Assigned task → Wherever "game" appears in a line of the listing, report that line.

Dataset excerpts →
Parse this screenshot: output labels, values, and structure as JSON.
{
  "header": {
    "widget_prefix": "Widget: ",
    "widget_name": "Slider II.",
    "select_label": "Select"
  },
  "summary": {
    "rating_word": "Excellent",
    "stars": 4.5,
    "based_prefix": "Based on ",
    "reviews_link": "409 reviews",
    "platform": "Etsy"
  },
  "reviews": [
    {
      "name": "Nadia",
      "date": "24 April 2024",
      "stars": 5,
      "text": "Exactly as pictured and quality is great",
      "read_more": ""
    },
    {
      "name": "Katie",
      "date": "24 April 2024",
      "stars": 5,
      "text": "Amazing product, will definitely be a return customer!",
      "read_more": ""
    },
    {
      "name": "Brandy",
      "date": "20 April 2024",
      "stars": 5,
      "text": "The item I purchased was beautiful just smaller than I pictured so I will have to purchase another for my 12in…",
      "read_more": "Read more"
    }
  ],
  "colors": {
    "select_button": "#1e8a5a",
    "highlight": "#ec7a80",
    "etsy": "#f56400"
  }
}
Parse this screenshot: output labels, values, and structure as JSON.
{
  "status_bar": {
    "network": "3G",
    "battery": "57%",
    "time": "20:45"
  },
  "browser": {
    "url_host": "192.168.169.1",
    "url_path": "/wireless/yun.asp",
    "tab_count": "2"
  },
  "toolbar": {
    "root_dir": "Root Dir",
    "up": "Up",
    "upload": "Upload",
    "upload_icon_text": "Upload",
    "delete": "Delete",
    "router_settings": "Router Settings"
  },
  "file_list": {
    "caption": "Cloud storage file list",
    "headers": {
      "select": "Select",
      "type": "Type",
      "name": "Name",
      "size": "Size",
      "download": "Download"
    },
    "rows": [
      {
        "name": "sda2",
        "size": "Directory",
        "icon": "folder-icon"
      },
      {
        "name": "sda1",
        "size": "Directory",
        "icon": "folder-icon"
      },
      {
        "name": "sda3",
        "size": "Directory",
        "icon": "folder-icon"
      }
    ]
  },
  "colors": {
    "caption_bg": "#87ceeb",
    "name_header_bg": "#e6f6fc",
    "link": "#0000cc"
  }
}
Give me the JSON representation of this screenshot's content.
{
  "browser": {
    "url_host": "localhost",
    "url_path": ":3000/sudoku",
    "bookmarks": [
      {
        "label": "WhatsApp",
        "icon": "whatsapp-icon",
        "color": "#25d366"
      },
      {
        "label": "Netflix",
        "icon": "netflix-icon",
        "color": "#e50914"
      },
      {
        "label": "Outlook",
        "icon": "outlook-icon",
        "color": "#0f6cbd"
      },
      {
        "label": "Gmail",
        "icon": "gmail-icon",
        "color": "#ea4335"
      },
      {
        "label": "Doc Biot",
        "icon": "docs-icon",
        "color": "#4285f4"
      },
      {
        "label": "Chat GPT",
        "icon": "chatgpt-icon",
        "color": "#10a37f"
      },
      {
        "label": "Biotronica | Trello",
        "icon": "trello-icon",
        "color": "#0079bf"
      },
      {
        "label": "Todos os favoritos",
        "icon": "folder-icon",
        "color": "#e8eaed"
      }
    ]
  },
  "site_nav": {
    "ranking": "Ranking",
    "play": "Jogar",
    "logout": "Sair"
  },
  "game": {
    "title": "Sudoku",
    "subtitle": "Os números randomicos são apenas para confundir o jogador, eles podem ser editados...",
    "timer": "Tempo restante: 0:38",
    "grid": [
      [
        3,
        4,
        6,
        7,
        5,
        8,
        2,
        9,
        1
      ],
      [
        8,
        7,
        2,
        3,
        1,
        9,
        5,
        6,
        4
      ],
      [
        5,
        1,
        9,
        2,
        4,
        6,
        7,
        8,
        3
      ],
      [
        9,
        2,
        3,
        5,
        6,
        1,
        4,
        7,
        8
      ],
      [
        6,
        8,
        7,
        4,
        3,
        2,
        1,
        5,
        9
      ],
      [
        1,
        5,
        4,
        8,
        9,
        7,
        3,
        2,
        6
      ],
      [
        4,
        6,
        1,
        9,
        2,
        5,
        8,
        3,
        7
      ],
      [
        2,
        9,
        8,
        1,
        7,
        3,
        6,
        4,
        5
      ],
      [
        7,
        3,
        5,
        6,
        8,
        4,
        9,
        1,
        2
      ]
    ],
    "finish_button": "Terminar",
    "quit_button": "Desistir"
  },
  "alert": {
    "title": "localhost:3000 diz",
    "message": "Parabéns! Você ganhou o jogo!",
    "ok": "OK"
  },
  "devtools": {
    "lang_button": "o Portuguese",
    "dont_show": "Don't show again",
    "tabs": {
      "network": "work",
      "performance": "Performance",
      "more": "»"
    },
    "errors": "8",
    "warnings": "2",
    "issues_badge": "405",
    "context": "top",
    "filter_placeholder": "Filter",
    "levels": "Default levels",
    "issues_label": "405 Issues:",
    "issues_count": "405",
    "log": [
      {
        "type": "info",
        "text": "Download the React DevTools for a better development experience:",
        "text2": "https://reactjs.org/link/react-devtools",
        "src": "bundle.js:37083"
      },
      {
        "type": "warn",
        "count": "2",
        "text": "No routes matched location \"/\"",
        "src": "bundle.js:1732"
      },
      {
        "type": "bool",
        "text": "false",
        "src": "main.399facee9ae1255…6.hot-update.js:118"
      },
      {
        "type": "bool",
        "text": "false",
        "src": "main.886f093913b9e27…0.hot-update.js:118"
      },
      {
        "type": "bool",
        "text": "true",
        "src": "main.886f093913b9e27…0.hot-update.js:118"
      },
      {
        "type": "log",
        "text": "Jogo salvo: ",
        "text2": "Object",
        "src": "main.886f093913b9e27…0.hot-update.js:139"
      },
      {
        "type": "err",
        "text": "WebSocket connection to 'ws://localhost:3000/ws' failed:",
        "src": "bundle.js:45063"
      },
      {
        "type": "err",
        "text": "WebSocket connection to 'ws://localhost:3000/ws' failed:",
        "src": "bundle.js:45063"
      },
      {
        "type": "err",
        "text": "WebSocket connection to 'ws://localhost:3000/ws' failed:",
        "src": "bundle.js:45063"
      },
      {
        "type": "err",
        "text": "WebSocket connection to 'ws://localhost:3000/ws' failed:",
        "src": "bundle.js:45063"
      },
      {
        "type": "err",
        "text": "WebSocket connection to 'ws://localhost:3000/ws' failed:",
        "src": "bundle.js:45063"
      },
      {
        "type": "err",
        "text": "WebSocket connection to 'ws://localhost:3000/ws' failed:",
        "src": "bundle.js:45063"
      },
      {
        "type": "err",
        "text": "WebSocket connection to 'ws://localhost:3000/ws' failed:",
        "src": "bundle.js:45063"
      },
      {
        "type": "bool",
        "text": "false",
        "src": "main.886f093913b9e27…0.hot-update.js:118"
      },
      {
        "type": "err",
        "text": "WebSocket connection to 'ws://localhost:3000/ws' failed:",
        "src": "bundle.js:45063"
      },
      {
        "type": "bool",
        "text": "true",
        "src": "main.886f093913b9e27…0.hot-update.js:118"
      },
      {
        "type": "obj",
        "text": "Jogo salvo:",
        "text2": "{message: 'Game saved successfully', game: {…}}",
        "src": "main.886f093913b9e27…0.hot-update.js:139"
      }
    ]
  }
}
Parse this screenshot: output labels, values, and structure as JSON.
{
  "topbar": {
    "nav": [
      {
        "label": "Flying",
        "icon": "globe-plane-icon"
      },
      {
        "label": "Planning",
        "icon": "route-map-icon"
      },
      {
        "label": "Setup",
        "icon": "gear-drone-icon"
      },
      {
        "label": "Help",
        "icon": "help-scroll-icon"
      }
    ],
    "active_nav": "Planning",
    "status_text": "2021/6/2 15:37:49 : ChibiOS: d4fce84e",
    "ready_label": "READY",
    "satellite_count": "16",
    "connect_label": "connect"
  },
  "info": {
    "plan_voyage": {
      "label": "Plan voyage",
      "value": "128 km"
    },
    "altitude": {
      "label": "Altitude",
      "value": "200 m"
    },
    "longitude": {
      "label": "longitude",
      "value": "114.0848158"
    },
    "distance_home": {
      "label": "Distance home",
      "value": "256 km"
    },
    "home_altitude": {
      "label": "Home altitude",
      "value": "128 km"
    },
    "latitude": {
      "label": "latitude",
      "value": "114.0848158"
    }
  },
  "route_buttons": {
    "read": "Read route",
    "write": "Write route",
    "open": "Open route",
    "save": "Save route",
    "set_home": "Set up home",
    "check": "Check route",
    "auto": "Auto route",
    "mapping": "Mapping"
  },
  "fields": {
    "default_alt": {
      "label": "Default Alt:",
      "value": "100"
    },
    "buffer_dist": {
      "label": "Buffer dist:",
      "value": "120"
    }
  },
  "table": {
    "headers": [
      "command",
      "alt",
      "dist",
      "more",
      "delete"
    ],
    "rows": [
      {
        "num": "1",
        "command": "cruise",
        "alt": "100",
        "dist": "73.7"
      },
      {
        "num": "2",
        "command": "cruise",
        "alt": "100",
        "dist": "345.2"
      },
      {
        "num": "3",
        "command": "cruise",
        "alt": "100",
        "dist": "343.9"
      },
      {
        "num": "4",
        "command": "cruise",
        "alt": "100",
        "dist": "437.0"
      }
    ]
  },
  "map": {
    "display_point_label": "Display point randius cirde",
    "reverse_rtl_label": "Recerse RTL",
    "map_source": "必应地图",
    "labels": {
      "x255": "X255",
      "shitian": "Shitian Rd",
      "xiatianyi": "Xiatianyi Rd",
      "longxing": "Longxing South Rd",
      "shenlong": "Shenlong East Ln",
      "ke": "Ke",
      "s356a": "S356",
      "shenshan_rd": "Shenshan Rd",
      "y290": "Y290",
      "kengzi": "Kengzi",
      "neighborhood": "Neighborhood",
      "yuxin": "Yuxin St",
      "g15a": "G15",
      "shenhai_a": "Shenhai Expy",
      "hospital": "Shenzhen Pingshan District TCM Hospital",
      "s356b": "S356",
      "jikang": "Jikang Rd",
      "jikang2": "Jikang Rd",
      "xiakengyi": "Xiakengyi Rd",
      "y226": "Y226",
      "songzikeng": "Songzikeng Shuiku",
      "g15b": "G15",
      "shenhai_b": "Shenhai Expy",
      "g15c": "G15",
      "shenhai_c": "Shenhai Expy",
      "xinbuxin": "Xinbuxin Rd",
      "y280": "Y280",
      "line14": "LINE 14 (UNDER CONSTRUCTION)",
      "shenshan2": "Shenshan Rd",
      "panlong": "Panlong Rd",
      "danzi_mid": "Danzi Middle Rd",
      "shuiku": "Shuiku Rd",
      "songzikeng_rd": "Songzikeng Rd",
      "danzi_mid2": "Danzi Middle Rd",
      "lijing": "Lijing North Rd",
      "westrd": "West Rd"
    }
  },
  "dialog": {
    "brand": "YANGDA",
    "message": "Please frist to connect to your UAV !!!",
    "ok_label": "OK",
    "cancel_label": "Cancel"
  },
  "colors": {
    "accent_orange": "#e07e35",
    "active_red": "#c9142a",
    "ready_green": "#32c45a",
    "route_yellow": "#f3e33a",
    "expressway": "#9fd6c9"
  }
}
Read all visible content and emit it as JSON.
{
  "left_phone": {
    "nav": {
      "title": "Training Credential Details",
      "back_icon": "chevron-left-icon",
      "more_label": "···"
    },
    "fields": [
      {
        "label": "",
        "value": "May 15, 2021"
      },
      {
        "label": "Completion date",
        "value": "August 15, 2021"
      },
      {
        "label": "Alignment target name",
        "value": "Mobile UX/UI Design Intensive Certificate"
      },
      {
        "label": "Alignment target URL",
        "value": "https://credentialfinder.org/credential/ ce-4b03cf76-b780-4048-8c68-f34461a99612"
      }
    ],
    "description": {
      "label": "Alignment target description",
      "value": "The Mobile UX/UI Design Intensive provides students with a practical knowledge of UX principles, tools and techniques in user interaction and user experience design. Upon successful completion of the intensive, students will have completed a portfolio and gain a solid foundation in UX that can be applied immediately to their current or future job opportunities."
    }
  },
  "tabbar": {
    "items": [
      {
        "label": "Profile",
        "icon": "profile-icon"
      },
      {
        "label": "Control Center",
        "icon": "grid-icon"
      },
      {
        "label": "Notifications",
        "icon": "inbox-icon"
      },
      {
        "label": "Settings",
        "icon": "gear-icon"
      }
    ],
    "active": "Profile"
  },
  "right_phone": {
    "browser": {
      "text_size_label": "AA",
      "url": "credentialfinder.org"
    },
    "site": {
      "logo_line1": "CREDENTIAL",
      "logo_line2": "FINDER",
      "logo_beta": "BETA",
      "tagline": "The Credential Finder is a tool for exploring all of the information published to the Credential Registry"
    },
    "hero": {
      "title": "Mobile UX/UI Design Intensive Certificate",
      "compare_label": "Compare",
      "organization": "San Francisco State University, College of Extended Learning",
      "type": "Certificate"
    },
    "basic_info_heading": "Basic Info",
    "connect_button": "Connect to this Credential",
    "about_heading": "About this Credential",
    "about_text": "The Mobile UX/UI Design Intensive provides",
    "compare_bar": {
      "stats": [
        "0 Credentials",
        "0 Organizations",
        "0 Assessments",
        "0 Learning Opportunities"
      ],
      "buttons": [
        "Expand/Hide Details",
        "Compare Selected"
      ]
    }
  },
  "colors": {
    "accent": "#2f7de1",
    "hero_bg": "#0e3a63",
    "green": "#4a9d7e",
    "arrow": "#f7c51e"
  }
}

Exercise result →
  "game": {
        "text2": "{message: 'Game saved successfully', game: {…}}",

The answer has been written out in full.